In the lines below, look for "title". Copy each line where it appears.

Start of Block

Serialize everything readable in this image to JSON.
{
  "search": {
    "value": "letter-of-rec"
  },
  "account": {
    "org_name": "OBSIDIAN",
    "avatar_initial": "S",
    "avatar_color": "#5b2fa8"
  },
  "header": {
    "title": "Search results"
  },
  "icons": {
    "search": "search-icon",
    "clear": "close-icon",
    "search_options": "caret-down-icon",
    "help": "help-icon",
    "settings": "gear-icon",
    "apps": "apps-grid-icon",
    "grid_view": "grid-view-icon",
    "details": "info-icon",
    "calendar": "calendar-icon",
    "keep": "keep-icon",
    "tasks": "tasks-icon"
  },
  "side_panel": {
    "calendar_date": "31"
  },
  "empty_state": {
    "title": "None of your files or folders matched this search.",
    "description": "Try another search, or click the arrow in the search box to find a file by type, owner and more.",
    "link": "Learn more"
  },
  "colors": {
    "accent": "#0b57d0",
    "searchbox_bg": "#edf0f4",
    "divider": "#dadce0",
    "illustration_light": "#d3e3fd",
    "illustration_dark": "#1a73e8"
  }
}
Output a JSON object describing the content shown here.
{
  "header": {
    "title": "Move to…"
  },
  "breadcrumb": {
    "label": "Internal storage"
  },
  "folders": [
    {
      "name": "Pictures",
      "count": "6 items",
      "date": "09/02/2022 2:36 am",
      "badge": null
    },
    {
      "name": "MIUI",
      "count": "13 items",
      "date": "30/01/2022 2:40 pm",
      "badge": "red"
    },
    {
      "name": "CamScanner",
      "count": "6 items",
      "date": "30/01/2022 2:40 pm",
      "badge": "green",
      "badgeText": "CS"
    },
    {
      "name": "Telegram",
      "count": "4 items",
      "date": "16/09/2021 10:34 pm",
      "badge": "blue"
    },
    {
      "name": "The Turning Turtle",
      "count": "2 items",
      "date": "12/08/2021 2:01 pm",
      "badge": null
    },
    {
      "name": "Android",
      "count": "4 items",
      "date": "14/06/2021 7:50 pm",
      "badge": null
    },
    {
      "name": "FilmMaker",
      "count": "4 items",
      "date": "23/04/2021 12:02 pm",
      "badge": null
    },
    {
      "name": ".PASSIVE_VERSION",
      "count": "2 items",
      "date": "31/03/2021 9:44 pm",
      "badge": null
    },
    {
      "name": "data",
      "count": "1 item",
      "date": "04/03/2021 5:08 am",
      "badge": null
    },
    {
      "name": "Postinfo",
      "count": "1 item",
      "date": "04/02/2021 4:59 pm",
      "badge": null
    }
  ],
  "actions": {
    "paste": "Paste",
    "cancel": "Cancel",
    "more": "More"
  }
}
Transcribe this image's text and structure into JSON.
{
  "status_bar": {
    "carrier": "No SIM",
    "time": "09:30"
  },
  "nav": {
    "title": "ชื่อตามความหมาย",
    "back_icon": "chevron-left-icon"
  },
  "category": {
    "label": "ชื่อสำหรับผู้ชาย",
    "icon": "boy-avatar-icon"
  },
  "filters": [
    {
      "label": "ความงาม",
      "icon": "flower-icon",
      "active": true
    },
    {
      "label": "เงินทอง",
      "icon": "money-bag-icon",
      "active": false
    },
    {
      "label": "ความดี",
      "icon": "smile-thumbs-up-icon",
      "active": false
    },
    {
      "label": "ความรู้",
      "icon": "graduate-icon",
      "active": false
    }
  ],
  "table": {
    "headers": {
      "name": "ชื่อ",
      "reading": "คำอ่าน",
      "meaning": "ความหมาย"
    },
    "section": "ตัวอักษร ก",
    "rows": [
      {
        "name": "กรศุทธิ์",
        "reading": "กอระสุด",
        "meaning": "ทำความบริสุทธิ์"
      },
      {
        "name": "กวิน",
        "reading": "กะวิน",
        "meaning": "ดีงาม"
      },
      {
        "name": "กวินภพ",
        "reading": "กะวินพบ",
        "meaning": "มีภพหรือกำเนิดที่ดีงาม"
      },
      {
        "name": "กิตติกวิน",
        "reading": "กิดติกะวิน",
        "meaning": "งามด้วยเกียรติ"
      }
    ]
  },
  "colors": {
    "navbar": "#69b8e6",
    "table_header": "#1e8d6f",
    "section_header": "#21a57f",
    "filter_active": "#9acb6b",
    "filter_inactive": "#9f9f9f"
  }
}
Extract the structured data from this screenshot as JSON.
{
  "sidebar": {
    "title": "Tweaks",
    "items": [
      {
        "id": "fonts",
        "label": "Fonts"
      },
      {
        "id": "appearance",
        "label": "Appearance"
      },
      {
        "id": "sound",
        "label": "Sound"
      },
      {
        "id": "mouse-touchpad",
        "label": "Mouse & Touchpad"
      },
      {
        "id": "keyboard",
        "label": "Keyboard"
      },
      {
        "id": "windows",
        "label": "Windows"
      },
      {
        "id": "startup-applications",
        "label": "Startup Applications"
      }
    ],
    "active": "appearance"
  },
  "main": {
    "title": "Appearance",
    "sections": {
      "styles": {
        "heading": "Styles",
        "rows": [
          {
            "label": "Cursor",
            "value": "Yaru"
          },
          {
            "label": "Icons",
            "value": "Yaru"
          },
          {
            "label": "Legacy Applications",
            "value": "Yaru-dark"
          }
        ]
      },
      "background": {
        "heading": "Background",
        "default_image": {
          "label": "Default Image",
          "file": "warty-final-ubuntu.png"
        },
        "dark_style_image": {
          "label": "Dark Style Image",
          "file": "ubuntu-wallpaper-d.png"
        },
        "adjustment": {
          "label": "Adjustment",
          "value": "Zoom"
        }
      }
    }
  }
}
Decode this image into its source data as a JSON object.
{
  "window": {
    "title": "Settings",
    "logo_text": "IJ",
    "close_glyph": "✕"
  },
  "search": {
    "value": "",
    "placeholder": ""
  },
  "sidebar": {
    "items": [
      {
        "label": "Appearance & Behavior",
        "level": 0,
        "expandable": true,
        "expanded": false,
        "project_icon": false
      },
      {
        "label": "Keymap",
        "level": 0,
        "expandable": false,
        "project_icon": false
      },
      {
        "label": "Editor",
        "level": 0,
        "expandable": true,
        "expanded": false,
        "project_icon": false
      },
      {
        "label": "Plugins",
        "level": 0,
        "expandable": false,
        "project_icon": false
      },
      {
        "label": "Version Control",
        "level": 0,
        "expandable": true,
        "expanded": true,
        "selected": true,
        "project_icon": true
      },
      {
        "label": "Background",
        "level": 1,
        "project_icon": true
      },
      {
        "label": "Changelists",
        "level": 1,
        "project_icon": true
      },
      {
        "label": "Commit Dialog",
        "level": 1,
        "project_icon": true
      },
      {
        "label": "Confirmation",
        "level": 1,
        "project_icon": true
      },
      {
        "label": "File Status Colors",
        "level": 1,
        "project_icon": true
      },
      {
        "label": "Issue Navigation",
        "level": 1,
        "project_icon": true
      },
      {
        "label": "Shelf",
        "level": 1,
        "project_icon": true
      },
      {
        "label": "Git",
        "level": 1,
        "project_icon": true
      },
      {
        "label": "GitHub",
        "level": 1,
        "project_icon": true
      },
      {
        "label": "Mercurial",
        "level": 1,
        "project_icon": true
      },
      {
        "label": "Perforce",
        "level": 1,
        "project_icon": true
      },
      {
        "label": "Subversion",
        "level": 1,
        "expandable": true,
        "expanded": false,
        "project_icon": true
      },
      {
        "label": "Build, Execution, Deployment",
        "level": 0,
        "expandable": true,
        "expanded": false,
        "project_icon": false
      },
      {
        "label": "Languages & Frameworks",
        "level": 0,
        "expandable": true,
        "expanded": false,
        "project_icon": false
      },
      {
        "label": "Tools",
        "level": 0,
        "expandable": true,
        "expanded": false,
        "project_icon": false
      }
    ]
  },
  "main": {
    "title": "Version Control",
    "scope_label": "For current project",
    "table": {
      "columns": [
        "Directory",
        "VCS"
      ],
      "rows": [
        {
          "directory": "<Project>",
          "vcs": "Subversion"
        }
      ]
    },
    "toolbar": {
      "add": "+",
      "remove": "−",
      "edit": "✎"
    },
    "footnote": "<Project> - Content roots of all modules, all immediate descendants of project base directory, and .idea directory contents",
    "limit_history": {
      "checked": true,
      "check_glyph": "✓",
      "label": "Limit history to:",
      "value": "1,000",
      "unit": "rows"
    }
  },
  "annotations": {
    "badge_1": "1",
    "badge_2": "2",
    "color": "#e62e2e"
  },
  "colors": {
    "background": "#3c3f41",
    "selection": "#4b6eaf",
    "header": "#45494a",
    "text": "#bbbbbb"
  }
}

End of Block

Written reply:
    "title": "Search results"
    "title": "None of your files or folders matched this search.",
    "title": "Move to…"
    "title": "ชื่อตามความหมาย",
    "title": "Tweaks",
    "title": "Appearance",
    "title": "Settings",
    "title": "Version Control",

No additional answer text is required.